[[ Records provided open ]]
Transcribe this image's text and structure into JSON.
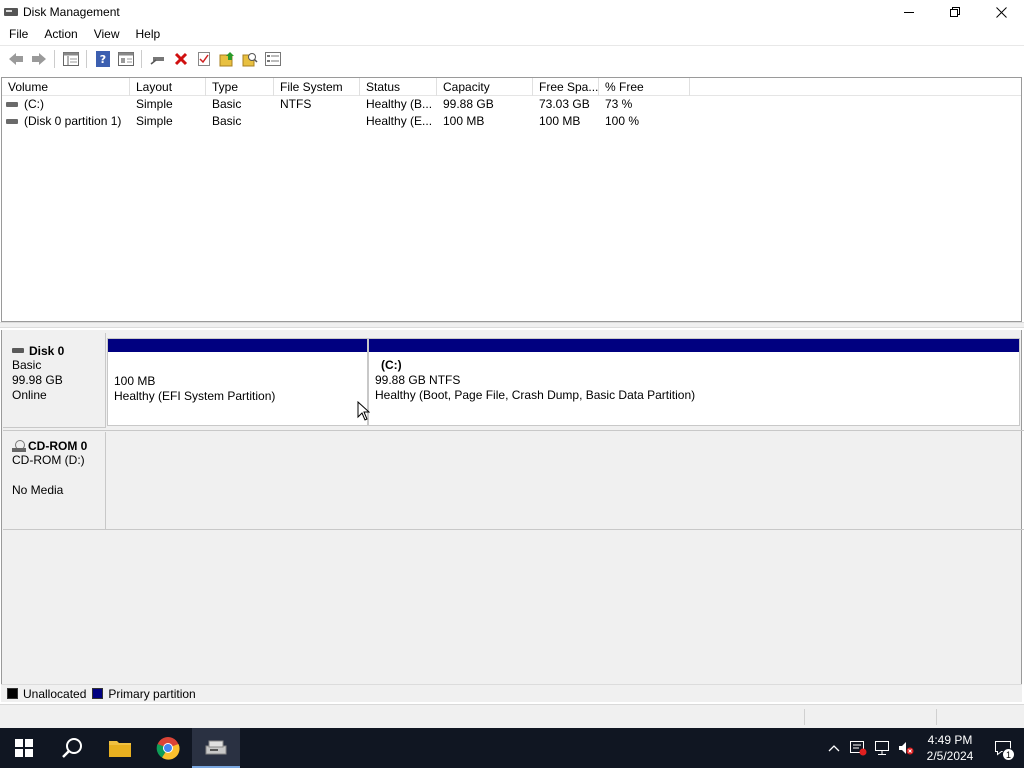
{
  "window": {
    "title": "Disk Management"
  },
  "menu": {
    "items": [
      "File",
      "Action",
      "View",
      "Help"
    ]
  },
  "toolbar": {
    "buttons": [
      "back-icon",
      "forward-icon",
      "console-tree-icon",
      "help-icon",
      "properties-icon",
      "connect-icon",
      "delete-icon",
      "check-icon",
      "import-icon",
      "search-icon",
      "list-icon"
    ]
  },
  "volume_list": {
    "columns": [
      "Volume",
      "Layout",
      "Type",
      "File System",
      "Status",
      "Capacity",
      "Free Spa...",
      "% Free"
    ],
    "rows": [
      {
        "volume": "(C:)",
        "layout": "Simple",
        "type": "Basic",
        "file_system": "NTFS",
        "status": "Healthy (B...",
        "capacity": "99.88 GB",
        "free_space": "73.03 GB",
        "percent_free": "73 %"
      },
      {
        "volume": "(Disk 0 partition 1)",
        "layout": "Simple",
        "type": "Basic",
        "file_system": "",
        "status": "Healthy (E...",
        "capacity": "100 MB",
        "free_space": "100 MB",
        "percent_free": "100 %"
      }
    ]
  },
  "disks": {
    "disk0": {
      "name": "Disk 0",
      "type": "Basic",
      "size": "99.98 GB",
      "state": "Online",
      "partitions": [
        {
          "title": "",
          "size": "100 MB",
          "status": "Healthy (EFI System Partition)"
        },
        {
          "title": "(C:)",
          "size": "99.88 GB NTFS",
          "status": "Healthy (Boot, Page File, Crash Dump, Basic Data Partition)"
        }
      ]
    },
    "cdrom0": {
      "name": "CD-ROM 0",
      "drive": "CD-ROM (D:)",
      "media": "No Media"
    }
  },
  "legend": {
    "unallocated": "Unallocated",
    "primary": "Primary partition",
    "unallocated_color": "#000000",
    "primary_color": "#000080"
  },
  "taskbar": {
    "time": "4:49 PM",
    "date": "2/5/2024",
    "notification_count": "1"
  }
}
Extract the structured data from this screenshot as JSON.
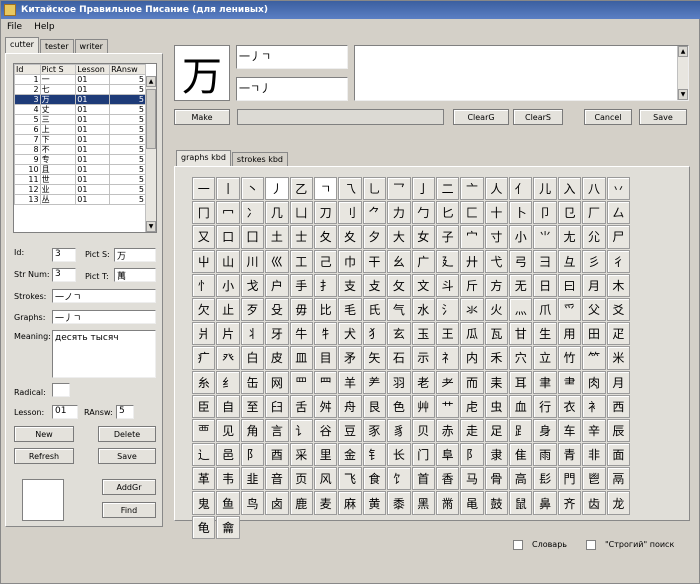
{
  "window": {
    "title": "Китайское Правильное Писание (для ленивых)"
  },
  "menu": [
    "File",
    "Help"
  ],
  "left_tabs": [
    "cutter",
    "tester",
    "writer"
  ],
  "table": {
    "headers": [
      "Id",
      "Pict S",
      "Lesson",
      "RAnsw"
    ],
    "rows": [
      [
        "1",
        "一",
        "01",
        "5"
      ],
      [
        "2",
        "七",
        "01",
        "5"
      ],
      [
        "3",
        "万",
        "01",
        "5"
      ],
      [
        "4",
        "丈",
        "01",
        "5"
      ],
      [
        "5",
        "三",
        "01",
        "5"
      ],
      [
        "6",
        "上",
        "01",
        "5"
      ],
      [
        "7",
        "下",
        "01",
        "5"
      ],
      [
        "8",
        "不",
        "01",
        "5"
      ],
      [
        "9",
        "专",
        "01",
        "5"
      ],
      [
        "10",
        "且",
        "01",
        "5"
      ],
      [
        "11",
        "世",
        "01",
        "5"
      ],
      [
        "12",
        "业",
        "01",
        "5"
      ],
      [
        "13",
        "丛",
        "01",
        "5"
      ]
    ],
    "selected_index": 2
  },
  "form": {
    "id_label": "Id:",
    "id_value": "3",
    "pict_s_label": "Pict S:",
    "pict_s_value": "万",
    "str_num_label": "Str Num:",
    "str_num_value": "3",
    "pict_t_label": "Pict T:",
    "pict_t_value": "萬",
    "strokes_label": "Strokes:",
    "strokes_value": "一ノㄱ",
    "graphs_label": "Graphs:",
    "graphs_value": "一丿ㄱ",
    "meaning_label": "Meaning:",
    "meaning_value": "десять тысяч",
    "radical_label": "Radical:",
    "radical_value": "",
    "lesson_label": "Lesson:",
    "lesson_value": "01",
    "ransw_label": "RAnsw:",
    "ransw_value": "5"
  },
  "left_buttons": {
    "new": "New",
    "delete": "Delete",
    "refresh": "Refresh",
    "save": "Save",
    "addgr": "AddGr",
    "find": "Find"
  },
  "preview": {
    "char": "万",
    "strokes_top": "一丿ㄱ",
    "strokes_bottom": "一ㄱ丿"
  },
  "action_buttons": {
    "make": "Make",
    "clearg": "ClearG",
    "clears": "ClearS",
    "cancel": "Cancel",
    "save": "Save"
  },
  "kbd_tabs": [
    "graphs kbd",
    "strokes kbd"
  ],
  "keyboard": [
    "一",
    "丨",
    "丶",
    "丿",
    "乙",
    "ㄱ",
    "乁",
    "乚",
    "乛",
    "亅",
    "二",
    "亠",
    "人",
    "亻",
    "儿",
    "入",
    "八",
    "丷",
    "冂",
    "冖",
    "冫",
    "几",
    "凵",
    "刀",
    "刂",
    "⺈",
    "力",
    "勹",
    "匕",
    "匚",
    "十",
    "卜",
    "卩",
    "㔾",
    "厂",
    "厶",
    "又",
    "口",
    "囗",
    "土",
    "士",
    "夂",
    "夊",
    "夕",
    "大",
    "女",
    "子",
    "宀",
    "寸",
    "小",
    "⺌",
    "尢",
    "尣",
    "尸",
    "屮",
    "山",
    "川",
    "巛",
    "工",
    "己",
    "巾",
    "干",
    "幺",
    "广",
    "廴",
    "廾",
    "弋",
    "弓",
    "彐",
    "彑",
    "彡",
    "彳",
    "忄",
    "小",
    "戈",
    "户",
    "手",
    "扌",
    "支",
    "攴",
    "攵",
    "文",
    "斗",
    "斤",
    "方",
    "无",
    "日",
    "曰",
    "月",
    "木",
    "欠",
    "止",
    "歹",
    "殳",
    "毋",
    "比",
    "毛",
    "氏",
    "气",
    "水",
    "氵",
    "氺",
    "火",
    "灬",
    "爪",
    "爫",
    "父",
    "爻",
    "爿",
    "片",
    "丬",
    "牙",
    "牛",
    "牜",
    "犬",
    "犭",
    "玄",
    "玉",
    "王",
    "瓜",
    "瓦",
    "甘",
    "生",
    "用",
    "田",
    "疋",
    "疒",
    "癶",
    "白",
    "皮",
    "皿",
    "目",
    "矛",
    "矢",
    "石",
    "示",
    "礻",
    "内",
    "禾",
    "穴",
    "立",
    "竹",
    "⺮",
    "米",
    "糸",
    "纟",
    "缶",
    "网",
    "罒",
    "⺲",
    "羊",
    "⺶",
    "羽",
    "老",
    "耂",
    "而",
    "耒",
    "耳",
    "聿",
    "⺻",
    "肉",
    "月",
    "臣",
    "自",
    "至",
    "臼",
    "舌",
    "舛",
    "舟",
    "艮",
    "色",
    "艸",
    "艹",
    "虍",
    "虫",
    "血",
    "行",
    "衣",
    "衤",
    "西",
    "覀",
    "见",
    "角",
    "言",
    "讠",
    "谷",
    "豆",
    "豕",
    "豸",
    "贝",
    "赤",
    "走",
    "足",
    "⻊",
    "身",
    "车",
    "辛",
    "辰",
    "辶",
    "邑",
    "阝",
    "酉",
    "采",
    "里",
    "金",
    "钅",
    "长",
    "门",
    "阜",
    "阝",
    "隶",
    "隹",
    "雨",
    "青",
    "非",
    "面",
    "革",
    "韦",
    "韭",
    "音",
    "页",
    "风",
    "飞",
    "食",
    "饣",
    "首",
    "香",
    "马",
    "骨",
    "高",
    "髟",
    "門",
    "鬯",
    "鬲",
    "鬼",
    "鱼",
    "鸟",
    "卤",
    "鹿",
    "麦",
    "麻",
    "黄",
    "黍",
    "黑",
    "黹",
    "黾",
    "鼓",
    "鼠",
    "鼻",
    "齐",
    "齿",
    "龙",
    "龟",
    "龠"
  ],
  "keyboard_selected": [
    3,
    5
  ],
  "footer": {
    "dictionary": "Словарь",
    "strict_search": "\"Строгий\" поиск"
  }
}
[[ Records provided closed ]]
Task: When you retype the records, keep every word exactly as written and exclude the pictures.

Solution to this exercise:
Transcribe this image's text and structure into JSON.
{
  "window": {
    "title": "Disk Management"
  },
  "menu": {
    "items": [
      "File",
      "Action",
      "View",
      "Help"
    ]
  },
  "toolbar": {
    "buttons": [
      "back-icon",
      "forward-icon",
      "console-tree-icon",
      "help-icon",
      "properties-icon",
      "connect-icon",
      "delete-icon",
      "check-icon",
      "import-icon",
      "search-icon",
      "list-icon"
    ]
  },
  "volume_list": {
    "columns": [
      "Volume",
      "Layout",
      "Type",
      "File System",
      "Status",
      "Capacity",
      "Free Spa...",
      "% Free"
    ],
    "rows": [
      {
        "volume": "(C:)",
        "layout": "Simple",
        "type": "Basic",
        "file_system": "NTFS",
        "status": "Healthy (B...",
        "capacity": "99.88 GB",
        "free_space": "73.03 GB",
        "percent_free": "73 %"
      },
      {
        "volume": "(Disk 0 partition 1)",
        "layout": "Simple",
        "type": "Basic",
        "file_system": "",
        "status": "Healthy (E...",
        "capacity": "100 MB",
        "free_space": "100 MB",
        "percent_free": "100 %"
      }
    ]
  },
  "disks": {
    "disk0": {
      "name": "Disk 0",
      "type": "Basic",
      "size": "99.98 GB",
      "state": "Online",
      "partitions": [
        {
          "title": "",
          "size": "100 MB",
          "status": "Healthy (EFI System Partition)"
        },
        {
          "title": "(C:)",
          "size": "99.88 GB NTFS",
          "status": "Healthy (Boot, Page File, Crash Dump, Basic Data Partition)"
        }
      ]
    },
    "cdrom0": {
      "name": "CD-ROM 0",
      "drive": "CD-ROM (D:)",
      "media": "No Media"
    }
  },
  "legend": {
    "unallocated": "Unallocated",
    "primary": "Primary partition",
    "unallocated_color": "#000000",
    "primary_color": "#000080"
  },
  "taskbar": {
    "time": "4:49 PM",
    "date": "2/5/2024",
    "notification_count": "1"
  }
}
Extract the structured data from this screenshot as JSON.
{
  "window": {
    "title": "Китайское Правильное Писание (для ленивых)"
  },
  "menu": [
    "File",
    "Help"
  ],
  "left_tabs": [
    "cutter",
    "tester",
    "writer"
  ],
  "table": {
    "headers": [
      "Id",
      "Pict S",
      "Lesson",
      "RAnsw"
    ],
    "rows": [
      [
        "1",
        "一",
        "01",
        "5"
      ],
      [
        "2",
        "七",
        "01",
        "5"
      ],
      [
        "3",
        "万",
        "01",
        "5"
      ],
      [
        "4",
        "丈",
        "01",
        "5"
      ],
      [
        "5",
        "三",
        "01",
        "5"
      ],
      [
        "6",
        "上",
        "01",
        "5"
      ],
      [
        "7",
        "下",
        "01",
        "5"
      ],
      [
        "8",
        "不",
        "01",
        "5"
      ],
      [
        "9",
        "专",
        "01",
        "5"
      ],
      [
        "10",
        "且",
        "01",
        "5"
      ],
      [
        "11",
        "世",
        "01",
        "5"
      ],
      [
        "12",
        "业",
        "01",
        "5"
      ],
      [
        "13",
        "丛",
        "01",
        "5"
      ]
    ],
    "selected_index": 2
  },
  "form": {
    "id_label": "Id:",
    "id_value": "3",
    "pict_s_label": "Pict S:",
    "pict_s_value": "万",
    "str_num_label": "Str Num:",
    "str_num_value": "3",
    "pict_t_label": "Pict T:",
    "pict_t_value": "萬",
    "strokes_label": "Strokes:",
    "strokes_value": "一ノㄱ",
    "graphs_label": "Graphs:",
    "graphs_value": "一丿ㄱ",
    "meaning_label": "Meaning:",
    "meaning_value": "десять тысяч",
    "radical_label": "Radical:",
    "radical_value": "",
    "lesson_label": "Lesson:",
    "lesson_value": "01",
    "ransw_label": "RAnsw:",
    "ransw_value": "5"
  },
  "left_buttons": {
    "new": "New",
    "delete": "Delete",
    "refresh": "Refresh",
    "save": "Save",
    "addgr": "AddGr",
    "find": "Find"
  },
  "preview": {
    "char": "万",
    "strokes_top": "一丿ㄱ",
    "strokes_bottom": "一ㄱ丿"
  },
  "action_buttons": {
    "make": "Make",
    "clearg": "ClearG",
    "clears": "ClearS",
    "cancel": "Cancel",
    "save": "Save"
  },
  "kbd_tabs": [
    "graphs kbd",
    "strokes kbd"
  ],
  "keyboard": [
    "一",
    "丨",
    "丶",
    "丿",
    "乙",
    "ㄱ",
    "乁",
    "乚",
    "乛",
    "亅",
    "二",
    "亠",
    "人",
    "亻",
    "儿",
    "入",
    "八",
    "丷",
    "冂",
    "冖",
    "冫",
    "几",
    "凵",
    "刀",
    "刂",
    "⺈",
    "力",
    "勹",
    "匕",
    "匚",
    "十",
    "卜",
    "卩",
    "㔾",
    "厂",
    "厶",
    "又",
    "口",
    "囗",
    "土",
    "士",
    "夂",
    "夊",
    "夕",
    "大",
    "女",
    "子",
    "宀",
    "寸",
    "小",
    "⺌",
    "尢",
    "尣",
    "尸",
    "屮",
    "山",
    "川",
    "巛",
    "工",
    "己",
    "巾",
    "干",
    "幺",
    "广",
    "廴",
    "廾",
    "弋",
    "弓",
    "彐",
    "彑",
    "彡",
    "彳",
    "忄",
    "小",
    "戈",
    "户",
    "手",
    "扌",
    "支",
    "攴",
    "攵",
    "文",
    "斗",
    "斤",
    "方",
    "无",
    "日",
    "曰",
    "月",
    "木",
    "欠",
    "止",
    "歹",
    "殳",
    "毋",
    "比",
    "毛",
    "氏",
    "气",
    "水",
    "氵",
    "氺",
    "火",
    "灬",
    "爪",
    "爫",
    "父",
    "爻",
    "爿",
    "片",
    "丬",
    "牙",
    "牛",
    "牜",
    "犬",
    "犭",
    "玄",
    "玉",
    "王",
    "瓜",
    "瓦",
    "甘",
    "生",
    "用",
    "田",
    "疋",
    "疒",
    "癶",
    "白",
    "皮",
    "皿",
    "目",
    "矛",
    "矢",
    "石",
    "示",
    "礻",
    "内",
    "禾",
    "穴",
    "立",
    "竹",
    "⺮",
    "米",
    "糸",
    "纟",
    "缶",
    "网",
    "罒",
    "⺲",
    "羊",
    "⺶",
    "羽",
    "老",
    "耂",
    "而",
    "耒",
    "耳",
    "聿",
    "⺻",
    "肉",
    "月",
    "臣",
    "自",
    "至",
    "臼",
    "舌",
    "舛",
    "舟",
    "艮",
    "色",
    "艸",
    "艹",
    "虍",
    "虫",
    "血",
    "行",
    "衣",
    "衤",
    "西",
    "覀",
    "见",
    "角",
    "言",
    "讠",
    "谷",
    "豆",
    "豕",
    "豸",
    "贝",
    "赤",
    "走",
    "足",
    "⻊",
    "身",
    "车",
    "辛",
    "辰",
    "辶",
    "邑",
    "阝",
    "酉",
    "采",
    "里",
    "金",
    "钅",
    "长",
    "门",
    "阜",
    "阝",
    "隶",
    "隹",
    "雨",
    "青",
    "非",
    "面",
    "革",
    "韦",
    "韭",
    "音",
    "页",
    "风",
    "飞",
    "食",
    "饣",
    "首",
    "香",
    "马",
    "骨",
    "高",
    "髟",
    "門",
    "鬯",
    "鬲",
    "鬼",
    "鱼",
    "鸟",
    "卤",
    "鹿",
    "麦",
    "麻",
    "黄",
    "黍",
    "黑",
    "黹",
    "黾",
    "鼓",
    "鼠",
    "鼻",
    "齐",
    "齿",
    "龙",
    "龟",
    "龠"
  ],
  "keyboard_selected": [
    3,
    5
  ],
  "footer": {
    "dictionary": "Словарь",
    "strict_search": "\"Строгий\" поиск"
  }
}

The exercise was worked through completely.